During the PLUS BoF last week, concern was expressed that a generic signaling mechanism such as proposed opened two new attack surfaces:

(1) A method for endpoints to allow path elements to add non-integrity protected signals presents a surface for metadata injection attacks, where an entity who can place devices on a user's access network and has information about the user's identity could exfiltrate that information to third parties. For purposes of giving it a name, let's call this a hypercookie injection attack ("hyper" since it exists in a space completely inaccessible to the application).

(2) Even if path elements are not allowed to say anything, a mechanism to allow endpoints to add integrity-protected signals to their traffic presents a surface for coercion attacks. An access provider can force a user to tag traffic with their user ID or some other token (a signed assertion that an advertisement has been viewed to the end, or maybe even just straight-up bitcoins) in order to get "better" connectivity, or even any connectivity at all. A more classically Orwellian dystopian variant of this attack has a government requiring citizens to tag all their outgoing traffic with some government-issued identifier. Let's call this a hypercookie coercion attack.

I am less concerned about the surface PLUS presents to these attacks than those who have raised the concerns in the BoF and on the mailing list, because the current Internet architecture is already quite vulnerable to them. As I said during my presentation last Thursday, Ted Hardie and I sat down to think about this at lunch a couple of months ago, and found six ways one could execute hypercookie injection or coercion today before our pizza showed up.

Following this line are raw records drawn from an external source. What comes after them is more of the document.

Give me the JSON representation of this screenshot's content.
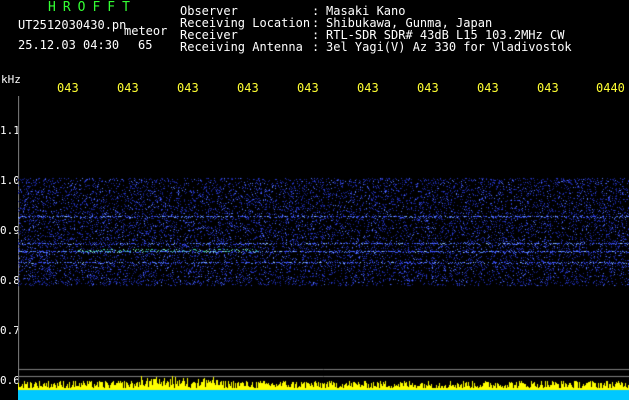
{
  "header": {
    "title": "HROFFT",
    "filename": "UT2512030430.pn",
    "meteor_label": "meteor",
    "datetime": "25.12.03 04:30",
    "meteor_count": "65"
  },
  "info": [
    {
      "label": "Observer",
      "value": "Masaki Kano"
    },
    {
      "label": "Receiving Location",
      "value": "Shibukawa, Gunma, Japan"
    },
    {
      "label": "Receiver",
      "value": "RTL-SDR SDR# 43dB L15 103.2MHz CW"
    },
    {
      "label": "Receiving Antenna",
      "value": "3el Yagi(V) Az 330 for Vladivostok"
    }
  ],
  "info_separator": ":",
  "axis": {
    "y_unit": "kHz",
    "x_ticks": [
      "043",
      "043",
      "043",
      "043",
      "043",
      "043",
      "043",
      "043",
      "043",
      "0440"
    ],
    "y_ticks": [
      "1.1",
      "1.0",
      "0.9",
      "0.8",
      "0.7",
      "0.6"
    ]
  },
  "colors": {
    "title": "#33ff33",
    "text": "#ffffff",
    "ticks": "#ffff33",
    "axis": "#808080",
    "signal": "#3a4dff",
    "bottom_bar": "#ffff00",
    "bottom_base": "#00c8ff"
  }
}
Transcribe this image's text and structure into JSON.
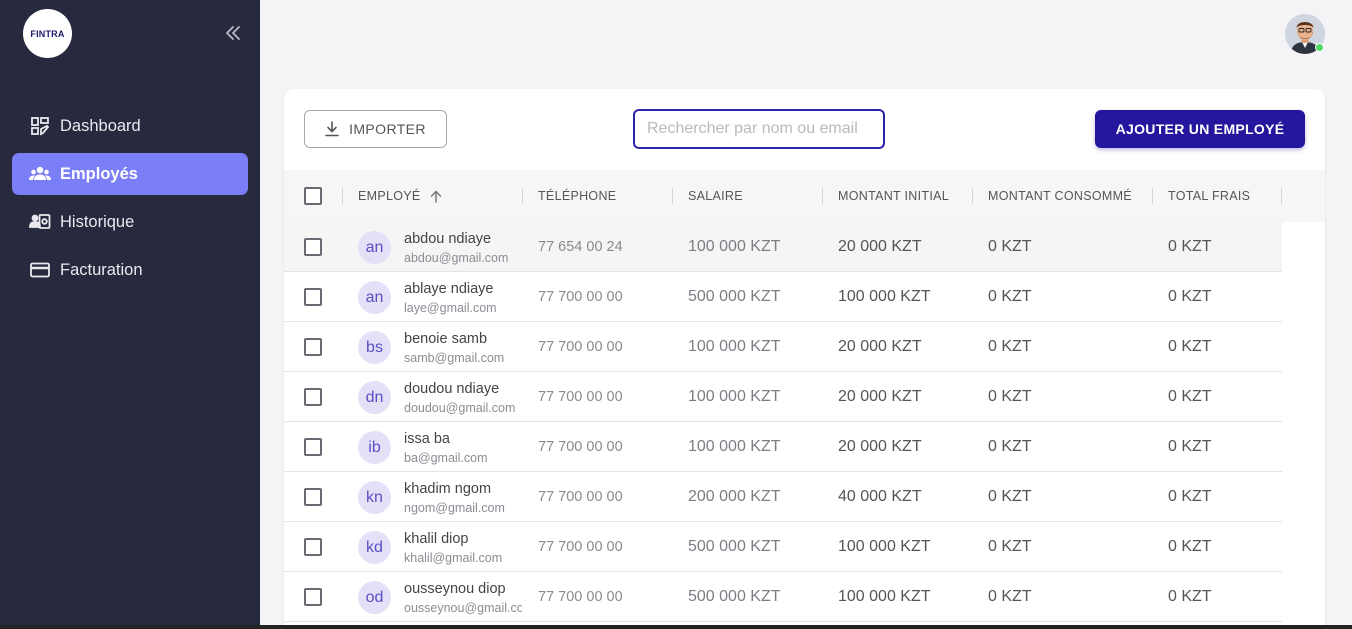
{
  "brand": {
    "logo_text": "FINTRA"
  },
  "sidebar": {
    "items": [
      {
        "label": "Dashboard",
        "icon": "dashboard-icon",
        "active": false
      },
      {
        "label": "Employés",
        "icon": "users-icon",
        "active": true
      },
      {
        "label": "Historique",
        "icon": "history-icon",
        "active": false
      },
      {
        "label": "Facturation",
        "icon": "credit-card-icon",
        "active": false
      }
    ]
  },
  "colors": {
    "sidebar_bg": "#272a3e",
    "active_nav": "#7b7ff7",
    "primary": "#24179e",
    "online": "#4cd964"
  },
  "toolbar": {
    "import_label": "IMPORTER",
    "search_placeholder": "Rechercher par nom ou email",
    "add_label": "AJOUTER UN EMPLOYÉ"
  },
  "table": {
    "headers": [
      "EMPLOYÉ",
      "TÉLÉPHONE",
      "SALAIRE",
      "MONTANT INITIAL",
      "MONTANT CONSOMMÉ",
      "TOTAL FRAIS"
    ],
    "rows": [
      {
        "initials": "an",
        "name": "abdou ndiaye",
        "email": "abdou@gmail.com",
        "phone": "77 654 00 24",
        "salary": "100 000 KZT",
        "initial": "20 000 KZT",
        "consumed": "0 KZT",
        "fees": "0 KZT"
      },
      {
        "initials": "an",
        "name": "ablaye ndiaye",
        "email": "laye@gmail.com",
        "phone": "77 700 00 00",
        "salary": "500 000 KZT",
        "initial": "100 000 KZT",
        "consumed": "0 KZT",
        "fees": "0 KZT"
      },
      {
        "initials": "bs",
        "name": "benoie samb",
        "email": "samb@gmail.com",
        "phone": "77 700 00 00",
        "salary": "100 000 KZT",
        "initial": "20 000 KZT",
        "consumed": "0 KZT",
        "fees": "0 KZT"
      },
      {
        "initials": "dn",
        "name": "doudou ndiaye",
        "email": "doudou@gmail.com",
        "phone": "77 700 00 00",
        "salary": "100 000 KZT",
        "initial": "20 000 KZT",
        "consumed": "0 KZT",
        "fees": "0 KZT"
      },
      {
        "initials": "ib",
        "name": "issa ba",
        "email": "ba@gmail.com",
        "phone": "77 700 00 00",
        "salary": "100 000 KZT",
        "initial": "20 000 KZT",
        "consumed": "0 KZT",
        "fees": "0 KZT"
      },
      {
        "initials": "kn",
        "name": "khadim ngom",
        "email": "ngom@gmail.com",
        "phone": "77 700 00 00",
        "salary": "200 000 KZT",
        "initial": "40 000 KZT",
        "consumed": "0 KZT",
        "fees": "0 KZT"
      },
      {
        "initials": "kd",
        "name": "khalil diop",
        "email": "khalil@gmail.com",
        "phone": "77 700 00 00",
        "salary": "500 000 KZT",
        "initial": "100 000 KZT",
        "consumed": "0 KZT",
        "fees": "0 KZT"
      },
      {
        "initials": "od",
        "name": "ousseynou diop",
        "email": "ousseynou@gmail.com",
        "phone": "77 700 00 00",
        "salary": "500 000 KZT",
        "initial": "100 000 KZT",
        "consumed": "0 KZT",
        "fees": "0 KZT"
      }
    ]
  }
}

I sat down a little longer to write these up. I found five more, without even considering trivial out-of-band metadata leaks or steganographic side channels. https://tools.ietf.org/html/draft-trammell-privsec-defeating-tcpip-meta-00 is the result. The conclusion: these attacks are trivially easy to execute today by exploiting the gap between valid TCP traffic and what will be ignored by TCP-indifferent devices and endpoints, as well as all those juicy bits IPv6 gives you. Unless we're willing to rely on the widespread, altruistic deployment of stateful TCP firewalls to reject traffic (I think we can use our experience with BCP38 as guidance as to how well *that* will work, and in any case I think it would be kind of rich for me of all people to recommend throwing more TCP-meddling middleboxes into the mix) the only way I can see out is to add integrity protection to all transport and network-layer headers, as well as confidentiality protection to those headers the path does not need to see.

This is, of course, the whole point of PLUS. We can and should have a discussion of what the endpoints should be able to say, and what the endpoints should be able to let the path say. But if we're concerned about this attack, the general approach is AFAICT the only way out.